──────── Source material

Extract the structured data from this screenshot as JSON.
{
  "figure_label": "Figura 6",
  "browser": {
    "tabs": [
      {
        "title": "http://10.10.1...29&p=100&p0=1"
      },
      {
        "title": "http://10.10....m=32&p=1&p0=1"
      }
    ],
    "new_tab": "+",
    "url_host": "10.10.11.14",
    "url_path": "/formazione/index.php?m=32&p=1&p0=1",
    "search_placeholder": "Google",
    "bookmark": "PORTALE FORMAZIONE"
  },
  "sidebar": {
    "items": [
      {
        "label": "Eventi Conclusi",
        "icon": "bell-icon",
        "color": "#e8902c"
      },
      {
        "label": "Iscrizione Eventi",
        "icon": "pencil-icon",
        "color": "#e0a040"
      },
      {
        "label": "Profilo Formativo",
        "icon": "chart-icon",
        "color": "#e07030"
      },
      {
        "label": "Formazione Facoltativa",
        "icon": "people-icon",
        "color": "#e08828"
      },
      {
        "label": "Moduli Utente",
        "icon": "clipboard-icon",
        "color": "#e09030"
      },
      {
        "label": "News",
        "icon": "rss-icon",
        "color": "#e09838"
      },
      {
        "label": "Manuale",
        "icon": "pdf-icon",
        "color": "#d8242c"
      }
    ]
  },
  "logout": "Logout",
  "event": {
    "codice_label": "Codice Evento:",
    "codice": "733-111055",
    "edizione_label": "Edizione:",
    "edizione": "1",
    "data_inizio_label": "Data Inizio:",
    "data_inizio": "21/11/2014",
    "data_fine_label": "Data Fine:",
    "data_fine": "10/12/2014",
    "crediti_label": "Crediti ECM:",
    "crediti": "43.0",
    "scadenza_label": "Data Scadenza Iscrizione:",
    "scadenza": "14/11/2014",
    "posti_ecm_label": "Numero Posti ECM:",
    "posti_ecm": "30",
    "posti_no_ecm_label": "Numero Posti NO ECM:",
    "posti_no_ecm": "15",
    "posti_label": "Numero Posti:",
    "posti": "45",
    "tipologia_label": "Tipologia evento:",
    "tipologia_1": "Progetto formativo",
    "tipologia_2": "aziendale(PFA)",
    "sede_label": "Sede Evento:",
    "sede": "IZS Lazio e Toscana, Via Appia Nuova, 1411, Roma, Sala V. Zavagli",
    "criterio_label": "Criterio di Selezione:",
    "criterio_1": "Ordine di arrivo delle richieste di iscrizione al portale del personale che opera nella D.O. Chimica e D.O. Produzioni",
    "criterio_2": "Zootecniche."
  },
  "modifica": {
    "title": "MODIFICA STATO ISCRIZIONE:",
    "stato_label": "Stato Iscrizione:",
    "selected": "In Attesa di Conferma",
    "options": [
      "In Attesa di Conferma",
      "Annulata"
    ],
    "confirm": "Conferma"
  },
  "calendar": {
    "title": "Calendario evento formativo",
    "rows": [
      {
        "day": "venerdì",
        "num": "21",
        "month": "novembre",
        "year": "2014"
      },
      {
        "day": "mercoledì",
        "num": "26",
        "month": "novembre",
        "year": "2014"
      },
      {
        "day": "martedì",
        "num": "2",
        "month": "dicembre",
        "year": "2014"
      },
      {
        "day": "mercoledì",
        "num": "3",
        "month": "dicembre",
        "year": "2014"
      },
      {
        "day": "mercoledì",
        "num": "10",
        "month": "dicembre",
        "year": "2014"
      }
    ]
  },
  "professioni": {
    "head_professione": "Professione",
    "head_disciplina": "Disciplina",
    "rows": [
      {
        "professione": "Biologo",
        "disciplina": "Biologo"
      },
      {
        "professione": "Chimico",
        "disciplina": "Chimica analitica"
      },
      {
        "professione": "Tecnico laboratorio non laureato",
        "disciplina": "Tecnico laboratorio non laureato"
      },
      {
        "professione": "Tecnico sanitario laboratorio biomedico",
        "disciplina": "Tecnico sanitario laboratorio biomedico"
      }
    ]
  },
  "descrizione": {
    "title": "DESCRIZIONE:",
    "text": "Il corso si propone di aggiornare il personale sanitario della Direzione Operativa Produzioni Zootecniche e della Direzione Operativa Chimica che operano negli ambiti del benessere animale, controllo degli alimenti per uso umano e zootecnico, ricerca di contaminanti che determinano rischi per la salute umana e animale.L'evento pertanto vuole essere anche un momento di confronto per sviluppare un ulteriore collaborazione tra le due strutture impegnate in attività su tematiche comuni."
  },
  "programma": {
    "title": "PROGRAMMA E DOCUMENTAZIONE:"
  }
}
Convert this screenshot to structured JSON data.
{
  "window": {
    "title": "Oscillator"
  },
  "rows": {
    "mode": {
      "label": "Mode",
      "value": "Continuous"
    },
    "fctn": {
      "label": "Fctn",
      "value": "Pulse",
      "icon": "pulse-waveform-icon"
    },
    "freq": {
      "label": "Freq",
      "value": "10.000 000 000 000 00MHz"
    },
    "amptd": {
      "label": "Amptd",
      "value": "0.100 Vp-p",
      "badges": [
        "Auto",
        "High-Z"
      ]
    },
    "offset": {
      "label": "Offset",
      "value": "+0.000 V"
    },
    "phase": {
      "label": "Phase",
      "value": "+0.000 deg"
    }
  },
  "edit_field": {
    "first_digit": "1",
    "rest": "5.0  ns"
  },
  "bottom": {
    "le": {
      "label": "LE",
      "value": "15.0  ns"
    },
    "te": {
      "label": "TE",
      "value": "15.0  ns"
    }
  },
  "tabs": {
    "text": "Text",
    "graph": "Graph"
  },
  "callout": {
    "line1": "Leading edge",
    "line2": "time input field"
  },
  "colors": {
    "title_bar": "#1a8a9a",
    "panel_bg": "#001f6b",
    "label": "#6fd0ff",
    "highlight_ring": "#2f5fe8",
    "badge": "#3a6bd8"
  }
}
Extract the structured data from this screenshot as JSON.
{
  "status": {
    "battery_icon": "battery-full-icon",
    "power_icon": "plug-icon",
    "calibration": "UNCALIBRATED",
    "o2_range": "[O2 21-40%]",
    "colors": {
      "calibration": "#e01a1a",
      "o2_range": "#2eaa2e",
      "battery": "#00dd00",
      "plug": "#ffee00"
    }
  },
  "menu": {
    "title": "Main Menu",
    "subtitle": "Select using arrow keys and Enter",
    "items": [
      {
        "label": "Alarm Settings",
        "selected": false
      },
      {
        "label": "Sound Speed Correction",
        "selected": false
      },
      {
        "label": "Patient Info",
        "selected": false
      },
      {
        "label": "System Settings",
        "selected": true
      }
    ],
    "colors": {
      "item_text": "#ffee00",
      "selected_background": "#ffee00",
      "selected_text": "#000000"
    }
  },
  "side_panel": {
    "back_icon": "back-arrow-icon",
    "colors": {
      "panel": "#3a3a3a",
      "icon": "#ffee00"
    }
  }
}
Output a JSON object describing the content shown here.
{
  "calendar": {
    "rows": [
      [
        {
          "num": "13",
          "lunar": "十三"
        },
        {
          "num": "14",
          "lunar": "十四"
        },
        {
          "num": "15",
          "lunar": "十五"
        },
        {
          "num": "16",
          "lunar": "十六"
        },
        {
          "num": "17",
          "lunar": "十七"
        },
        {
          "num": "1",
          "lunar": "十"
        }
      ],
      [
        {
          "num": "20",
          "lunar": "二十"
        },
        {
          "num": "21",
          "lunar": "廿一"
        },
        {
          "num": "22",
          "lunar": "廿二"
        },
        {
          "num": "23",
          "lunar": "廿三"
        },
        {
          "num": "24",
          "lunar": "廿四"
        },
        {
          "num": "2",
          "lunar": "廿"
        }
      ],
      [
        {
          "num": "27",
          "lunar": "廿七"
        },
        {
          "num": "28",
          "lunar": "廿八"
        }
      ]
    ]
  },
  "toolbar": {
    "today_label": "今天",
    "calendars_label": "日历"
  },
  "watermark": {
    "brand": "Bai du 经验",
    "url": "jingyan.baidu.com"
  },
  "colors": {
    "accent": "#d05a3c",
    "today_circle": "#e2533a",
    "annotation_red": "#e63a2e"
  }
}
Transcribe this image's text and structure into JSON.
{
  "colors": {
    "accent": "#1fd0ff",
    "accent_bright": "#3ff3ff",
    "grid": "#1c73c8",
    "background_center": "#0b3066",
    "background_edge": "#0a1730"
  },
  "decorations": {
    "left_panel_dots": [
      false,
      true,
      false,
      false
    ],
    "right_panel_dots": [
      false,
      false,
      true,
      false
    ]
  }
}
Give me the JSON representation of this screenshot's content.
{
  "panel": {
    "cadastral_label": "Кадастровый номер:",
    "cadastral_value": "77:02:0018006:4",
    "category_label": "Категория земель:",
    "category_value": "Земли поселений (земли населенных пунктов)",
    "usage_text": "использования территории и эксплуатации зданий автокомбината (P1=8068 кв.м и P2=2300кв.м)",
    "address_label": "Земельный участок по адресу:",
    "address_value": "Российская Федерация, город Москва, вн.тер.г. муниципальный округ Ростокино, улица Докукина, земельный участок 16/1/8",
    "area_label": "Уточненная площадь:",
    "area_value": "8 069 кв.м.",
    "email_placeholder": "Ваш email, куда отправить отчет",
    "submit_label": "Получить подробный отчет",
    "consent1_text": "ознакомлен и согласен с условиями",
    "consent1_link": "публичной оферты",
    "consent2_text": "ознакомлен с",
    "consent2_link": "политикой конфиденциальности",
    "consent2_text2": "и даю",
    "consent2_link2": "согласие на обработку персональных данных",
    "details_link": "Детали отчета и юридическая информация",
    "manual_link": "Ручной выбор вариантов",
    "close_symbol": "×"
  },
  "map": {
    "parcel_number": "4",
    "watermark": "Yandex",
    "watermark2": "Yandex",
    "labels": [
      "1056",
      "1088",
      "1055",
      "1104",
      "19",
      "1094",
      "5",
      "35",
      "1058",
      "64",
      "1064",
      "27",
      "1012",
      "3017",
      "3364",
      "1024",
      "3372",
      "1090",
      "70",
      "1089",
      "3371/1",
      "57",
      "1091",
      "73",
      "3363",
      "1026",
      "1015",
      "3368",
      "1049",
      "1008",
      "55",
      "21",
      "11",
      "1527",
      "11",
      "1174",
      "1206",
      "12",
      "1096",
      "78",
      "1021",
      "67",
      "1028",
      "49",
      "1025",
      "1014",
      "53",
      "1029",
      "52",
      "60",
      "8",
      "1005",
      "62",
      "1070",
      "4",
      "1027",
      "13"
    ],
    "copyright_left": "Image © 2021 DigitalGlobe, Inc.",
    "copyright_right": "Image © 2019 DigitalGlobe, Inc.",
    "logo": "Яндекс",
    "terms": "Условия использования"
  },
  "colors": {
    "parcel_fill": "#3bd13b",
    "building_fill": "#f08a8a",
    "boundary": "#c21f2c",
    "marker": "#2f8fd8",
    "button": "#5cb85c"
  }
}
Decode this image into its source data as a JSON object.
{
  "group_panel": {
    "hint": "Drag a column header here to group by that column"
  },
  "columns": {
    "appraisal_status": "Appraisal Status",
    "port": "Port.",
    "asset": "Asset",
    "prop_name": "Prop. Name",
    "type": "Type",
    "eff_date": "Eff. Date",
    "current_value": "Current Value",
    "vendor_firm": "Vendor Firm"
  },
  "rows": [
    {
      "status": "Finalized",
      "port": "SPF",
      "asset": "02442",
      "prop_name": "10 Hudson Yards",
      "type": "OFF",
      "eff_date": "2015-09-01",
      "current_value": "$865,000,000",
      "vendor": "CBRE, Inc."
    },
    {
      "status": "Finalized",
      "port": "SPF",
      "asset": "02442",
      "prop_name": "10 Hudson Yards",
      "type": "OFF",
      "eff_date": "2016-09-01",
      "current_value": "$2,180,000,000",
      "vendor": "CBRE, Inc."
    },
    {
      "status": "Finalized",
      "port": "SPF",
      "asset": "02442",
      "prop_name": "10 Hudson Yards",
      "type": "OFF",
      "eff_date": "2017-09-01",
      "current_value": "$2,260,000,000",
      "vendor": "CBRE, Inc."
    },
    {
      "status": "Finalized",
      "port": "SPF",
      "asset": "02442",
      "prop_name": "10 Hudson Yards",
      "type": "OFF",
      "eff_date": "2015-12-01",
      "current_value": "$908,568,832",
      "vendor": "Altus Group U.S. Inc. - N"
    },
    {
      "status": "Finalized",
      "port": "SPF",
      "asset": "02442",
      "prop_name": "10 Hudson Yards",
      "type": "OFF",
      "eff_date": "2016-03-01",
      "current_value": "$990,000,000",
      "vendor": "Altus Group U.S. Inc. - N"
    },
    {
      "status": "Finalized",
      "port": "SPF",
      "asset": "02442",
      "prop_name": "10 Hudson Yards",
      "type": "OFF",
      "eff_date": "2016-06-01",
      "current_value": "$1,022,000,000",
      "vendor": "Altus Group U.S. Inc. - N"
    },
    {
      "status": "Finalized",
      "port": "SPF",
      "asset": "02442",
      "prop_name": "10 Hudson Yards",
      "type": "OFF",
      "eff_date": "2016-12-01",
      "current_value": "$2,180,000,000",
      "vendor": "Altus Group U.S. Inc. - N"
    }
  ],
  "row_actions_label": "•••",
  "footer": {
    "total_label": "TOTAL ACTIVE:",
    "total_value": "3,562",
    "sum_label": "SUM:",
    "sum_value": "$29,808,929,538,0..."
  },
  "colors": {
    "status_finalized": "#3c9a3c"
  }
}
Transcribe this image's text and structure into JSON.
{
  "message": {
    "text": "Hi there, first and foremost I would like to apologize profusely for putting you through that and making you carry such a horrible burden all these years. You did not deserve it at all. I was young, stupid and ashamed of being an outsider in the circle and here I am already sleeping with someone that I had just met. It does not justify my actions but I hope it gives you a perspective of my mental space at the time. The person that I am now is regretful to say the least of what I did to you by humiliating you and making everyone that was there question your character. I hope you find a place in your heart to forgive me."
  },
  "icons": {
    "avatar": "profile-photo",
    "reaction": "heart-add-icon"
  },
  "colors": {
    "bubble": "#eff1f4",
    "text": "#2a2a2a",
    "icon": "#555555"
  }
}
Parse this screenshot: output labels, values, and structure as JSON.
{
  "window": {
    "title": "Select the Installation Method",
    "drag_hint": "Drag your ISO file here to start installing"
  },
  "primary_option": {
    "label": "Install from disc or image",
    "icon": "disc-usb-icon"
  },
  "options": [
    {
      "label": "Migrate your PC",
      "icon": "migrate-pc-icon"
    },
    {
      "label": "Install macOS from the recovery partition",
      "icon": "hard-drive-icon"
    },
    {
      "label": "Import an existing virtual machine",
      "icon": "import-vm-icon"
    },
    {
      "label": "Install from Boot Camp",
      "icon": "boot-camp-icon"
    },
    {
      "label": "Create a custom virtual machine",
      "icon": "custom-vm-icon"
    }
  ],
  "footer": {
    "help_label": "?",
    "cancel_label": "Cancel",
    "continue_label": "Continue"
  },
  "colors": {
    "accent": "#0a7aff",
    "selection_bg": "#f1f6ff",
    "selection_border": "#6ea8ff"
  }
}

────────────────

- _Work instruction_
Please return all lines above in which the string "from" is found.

- _Answer box_
Extract the structured data from this screenshot as JSON.
Extract the structured data from this screenshot as JSON.
    "label": "Install from disc or image",
      "label": "Install macOS from the recovery partition",
      "label": "Install from Boot Camp",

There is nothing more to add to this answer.